American Gothic and the Parody!

The cover of the book, Funny Farm, by Mark Teague reminds one of another famous American painting, American Gothic, painted by American artist Grant Wood. The painting was first publicly exhibited during a competition at the Art Institute of Chicago in 1930. Although it was deemed by the judges only as a “comic Valentine”, a museum patron convinced them to award it a bronze medal and a $300 cash prize. The patron even bought the painting for the Art Institute, where it has remained. Relatively unknown until the award, Grant became instantly famous and the painting has since become an American icon and the model for countless numbers of parodies.The motivation for the painting came when Wood was visiting the small town of Eldon in his native state of Iowa. Here, the wood farmhouse with an oversized window made in a style called Carpenter Gothic, is still standing. The two people in the painting are Wood’s sister Nan and his dentist, Dr. B.H. McKeeby. Grant envisioned the couple as a father and a daughter, rather than husband and wife as it is wildly assumed!


Based on:

Funny Farm illustrated by Mark Teague

Materials:

  • Paints
  • Paper

Instructions

Objective
Learn about the famous American painting American Gothic by Grant Wood

Going About Your Artwork
Observe the American Gothic painting by Grant Wood and the parody rendered by Mark Teague on the cover of Funny Farm. Learn more about the history of the painting and the artist before embarking on this project. In the provided frame, draw your parody of America Gothic.What makes a parody? Use elements from the the original American Gothic painting to create your own American Gothic in the picture frame below! Mark Teague painted his using oil just like Grant Wood. If you were to make a painting of your sketch, what materials would you use to paint it?
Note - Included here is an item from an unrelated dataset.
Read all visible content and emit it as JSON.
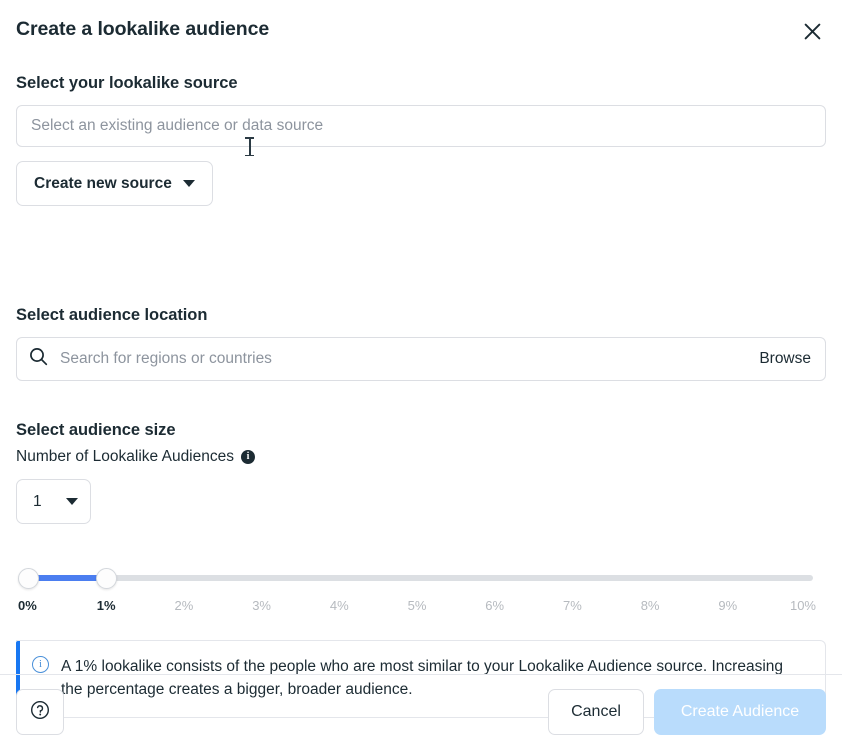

Extension Activities

  • The background in the painting shows a farmhouse with medieval Gothic architectural style (pointed arch) window. Students can learn about the different architectural styles. David Macaulay's building books are rich architectural resources for such projects.
  • Wood was known to be inspired by the realism of Netherlandish masters such s Hans Memling. Find out more about these masters.
  • Teague was siad to be inspired by illustrators such as Chris Van Allsburg, Richard Egielski and William Joyce. Have you read books by these award-winning author-illustrators? These influences are especially observed in Teague's earlier books. Have fun comparing the styles.
  • Teague is probably most famous for his How do Dinosaur...? and LaRue books. Look at the end pages of the Dinosaur books.  Each of the illustrations for the dinosaurs is as different and unique as their names. None of them are repeated twice in any of the books! Mark Teague must have done a lot of research to come up with that many dinosaurs. How many different types of dinosaurs do you think existed? For the LaRue books, there are two stories going on simultaneously- there's the dog's version, which you can't really trust, and then the real version of whats really happening. Teague had to figure out a way to juxtapose those images, and make sure any kid could see a strong visual difference between what’s in Ike’s imagination and what’s really going on! Try your own hand at such painting!

Top banner image © 1930, Grant Wood, American Gothic, Oil on Beaver Board, Art Institute of Chicago. This work is in the public domain in its country of origin and other countries and areas where the copyright is the author's life plus 100 years or less.